I strongly encourage cities interested in committing to the Covenant Europe, or to joining the RtZ (or both!), to check-out our FAQ document and infographic. They map out exactly how the two efforts support each other.

Could you briefly summarise some of those complementarities for us?

Sure. First, let’s consider the RtZ and Covenant Europe long-term targets. I already mentioned that carbon neutrality can be seen as one step toward climate neutrality. This means that working toward carbon neutrality (through Race to Zero) will bring you one step closer to reaching climate neutrality (the 2050 goal of Covenant Europe signatories).

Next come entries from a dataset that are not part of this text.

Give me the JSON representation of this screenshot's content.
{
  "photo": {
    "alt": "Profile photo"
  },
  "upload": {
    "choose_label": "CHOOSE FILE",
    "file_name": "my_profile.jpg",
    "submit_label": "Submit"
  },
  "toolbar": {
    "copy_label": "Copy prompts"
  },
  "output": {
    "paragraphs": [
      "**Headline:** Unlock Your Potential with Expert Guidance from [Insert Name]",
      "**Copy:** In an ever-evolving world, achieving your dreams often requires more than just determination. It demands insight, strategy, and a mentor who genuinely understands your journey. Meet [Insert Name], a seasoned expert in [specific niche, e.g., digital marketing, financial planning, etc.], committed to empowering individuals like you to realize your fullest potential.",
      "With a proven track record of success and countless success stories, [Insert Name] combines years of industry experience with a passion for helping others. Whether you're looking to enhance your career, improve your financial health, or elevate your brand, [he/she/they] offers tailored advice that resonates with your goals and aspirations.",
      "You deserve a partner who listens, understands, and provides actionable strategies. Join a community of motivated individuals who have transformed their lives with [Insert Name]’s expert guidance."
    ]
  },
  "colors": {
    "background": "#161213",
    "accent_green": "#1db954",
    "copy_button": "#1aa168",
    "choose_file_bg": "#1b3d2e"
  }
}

Second, there are the pragmatic considerations. Covenant Europe signatories have to define certain actions when they map out their SECAPs. These actions can also be Race to Zero action pledges. Plus, both Covenant Europe and RtZ require regular reporting. Covenant Europe reports are automatically also considered valid for RtZ reporting, and cities that sign up to both are welcome to use the same reporting platform for both.

There is a lot to consider here. How is ICLEI able to support its Members in navigating and joining the campaigns, and following-up on their commitments?

We want to make sure our Members are informed, represented and can benefit from all these campaigns.

As a first step, I would once again point to the FAQ document and infographic that I mentioned above. ICLEI Europe also has a new video out, which overviews a number of similar initiatives that could be valuable for local governments.

As a network, we have established a partnership with the UNFCCC on the Race to Zero to make the process of joining and contributing as easy as possible for our Members. This includes, for example, ensuring that the ICLEI Climate Neutrality Framework is one of the RtZ official methodologies. I mention ICLEI’s partnerships, because they allow us to collaborate (behind the scenes) to make things as easy as possible for cities. For example, ICLEI has a longstanding cooperation with the WWF, whose One Planet City Challenge (OPCC) is aligned this year with the RtZ. Cities who enter the OPCC, will be provided guidance and an assessment regarding whether their climate targets and actions are aligned with the ambitions of the Race to Zero. We have also joined forces with other partner organisations to publish guidance material for cities on setting midterm, science-based climate targets.

For cities looking to accelerate the move to a sustainable future, there are plenty of opportunities to access support. Our staff is committed to supporting cities and providing targeted guidance to help you choose which campaigns to join.


More information on navigating these initiatives can be found here.

Cities can join the Race to Zero via the Cities Race to Zero portal, and can ReComit to climate action with the Covenant Europe here.